In the past few years, electronic prefabrication has become integral in the electronic field, mainly with the growth of modular construction approaches. This article will discuss why electronic prefabrication is worthwhile in your organization.
Reasons Why Electrical Prefabrication Is worth in Your Construction Firm
1. Cost Saving
Compared to other conventional construction methods, prefabrication allows you to generate and manage files during the design, operation, and construction phases much more easily while reducing building costs. Generally, prefabrication entrails construct replicated field instruction tasks in the shortest time feasible.
Cost savings through prefabrication can be achieved in the following ways:
Lower Labor Costs
Prefabrication helps lowering labor costs by lowering installation errors, reworking, and preparing components prior to field installation. For instance, buying electronic prefabrication substation elements reduce the labor load on your electrical contracting firm while instilling the components.
Prefabrication reduces the amount of time it takes to build a project by eliminating the need for site visits by electricians and engineers. Much extra work is involved with pre-engineered buildings and their systems. This includes making new drawings, going onsite to adjust designs, making revisions to drawings, purchasing materials, wiring them, and testing every aspect of the system.
Reduce Material Costs
Prefabrication allows you to generate identical components for works and acquire materials in bulk with particular sizes or volumes. This is contrary to a traditional construction process where most materials are purchased in different forms and sizes. As a result, they may be trimmed to a specific form or size for installation. In most cases, unwanted pieces are frequently discarded.

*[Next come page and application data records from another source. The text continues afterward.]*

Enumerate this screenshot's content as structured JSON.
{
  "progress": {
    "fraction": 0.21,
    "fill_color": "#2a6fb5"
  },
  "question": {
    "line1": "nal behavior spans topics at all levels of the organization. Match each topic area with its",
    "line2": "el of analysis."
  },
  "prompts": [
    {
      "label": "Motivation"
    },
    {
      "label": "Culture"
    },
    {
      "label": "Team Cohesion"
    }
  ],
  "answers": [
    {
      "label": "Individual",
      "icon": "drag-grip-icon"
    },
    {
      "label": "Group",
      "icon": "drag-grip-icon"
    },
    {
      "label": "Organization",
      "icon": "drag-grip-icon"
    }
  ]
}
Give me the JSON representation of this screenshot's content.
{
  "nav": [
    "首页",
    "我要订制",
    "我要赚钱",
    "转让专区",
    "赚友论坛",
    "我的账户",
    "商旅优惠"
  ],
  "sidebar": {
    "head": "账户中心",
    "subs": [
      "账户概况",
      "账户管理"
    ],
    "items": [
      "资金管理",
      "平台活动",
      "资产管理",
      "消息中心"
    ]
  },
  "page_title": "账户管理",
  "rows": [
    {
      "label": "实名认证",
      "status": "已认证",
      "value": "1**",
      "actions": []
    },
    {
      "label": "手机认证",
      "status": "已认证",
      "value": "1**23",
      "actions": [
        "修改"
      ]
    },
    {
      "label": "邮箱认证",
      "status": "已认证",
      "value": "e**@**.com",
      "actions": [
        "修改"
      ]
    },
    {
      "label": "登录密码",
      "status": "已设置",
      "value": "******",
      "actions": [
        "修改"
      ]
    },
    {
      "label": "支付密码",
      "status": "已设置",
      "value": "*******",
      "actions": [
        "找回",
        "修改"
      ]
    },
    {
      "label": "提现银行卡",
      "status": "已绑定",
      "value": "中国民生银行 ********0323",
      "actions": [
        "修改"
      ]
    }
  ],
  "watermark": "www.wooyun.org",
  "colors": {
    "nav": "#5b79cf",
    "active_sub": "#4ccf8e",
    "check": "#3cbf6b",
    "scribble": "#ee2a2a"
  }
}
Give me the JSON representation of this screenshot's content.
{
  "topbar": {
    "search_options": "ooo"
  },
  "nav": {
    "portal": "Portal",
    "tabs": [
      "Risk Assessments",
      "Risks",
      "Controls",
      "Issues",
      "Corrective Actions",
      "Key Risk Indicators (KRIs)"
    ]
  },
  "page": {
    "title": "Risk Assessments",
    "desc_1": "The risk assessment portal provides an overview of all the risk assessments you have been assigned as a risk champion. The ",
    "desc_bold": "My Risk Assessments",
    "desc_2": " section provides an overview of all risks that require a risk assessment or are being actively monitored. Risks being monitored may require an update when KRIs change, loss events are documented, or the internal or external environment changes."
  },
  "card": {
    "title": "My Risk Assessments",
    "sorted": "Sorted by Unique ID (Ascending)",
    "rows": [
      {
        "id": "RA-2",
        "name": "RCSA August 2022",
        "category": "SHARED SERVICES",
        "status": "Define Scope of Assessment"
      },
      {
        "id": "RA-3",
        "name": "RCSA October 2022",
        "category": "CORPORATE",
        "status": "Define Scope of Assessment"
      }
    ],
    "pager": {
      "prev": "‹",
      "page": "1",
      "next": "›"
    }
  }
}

Reduced Estimating Costs
Another area of cost reduction can be achieved in your electronic estimating software by using data gathered in the shop, including productivity and prefabricated data stored in fabrication shop software.
Prefabricated materials have almost no defects and need little scrutiny throughout the assembly. Workers use less energy and time implementing the project when the prefabricated pieces meet the required criteria. For example, a prefabricated substation may merely need connections and activation to function.
Unlike conventional construction approaches, prefabrication allows you to move faster once your building is designed. It also creates higher quality at a better speed because the workers can concentrate on fewer projects at once. As workers gain more experience setting and handling prefabricated materials, they begin working more resourcefully and consuming less time on installation.
Foundations for Successful Prefabrication Use in Electrical
When beginning to prefabricate parts within your organization, it is best to take safeguards and proceed with prudence. Always start with a few items while you study and assess the risks. A step-by-step plan will also indicate what works and what needs to be tweaked.
In most cases, the achievement or failure of prefabrication entirely depends on the project’s planning. Therefore, the result of your project is highly influenced by the individual’s knowledge about the project and the planning quality. Always pay closer attention to component specifications to reduce mismatches and tackle problems that arise during installation processes.
It is also paramount to understand and identify the three major prefabrication phases; panels, structural and modular construction. These three phases are equally employed in the construction of prefabricated substations.
The Future of Electrical Prefabrication
Although prefabrication is still relatively new to the electrical construction business, evidence is pointing to a bright future for the industry. Construction workers are eager to welcome this new process, which promises higher quality and less hassle.
Engineers develop more demanding and complex designs as construction methods continue to evolve. This requires large volumes of materials and a diverse labor force, increasing costs and construction time. Prefabrication address this concern, as they consist of fewer materials, require fewer workers, and can be assembled onsite in a timely manner. Due to these benefits, some companies have begun to include prefabricated electrical components.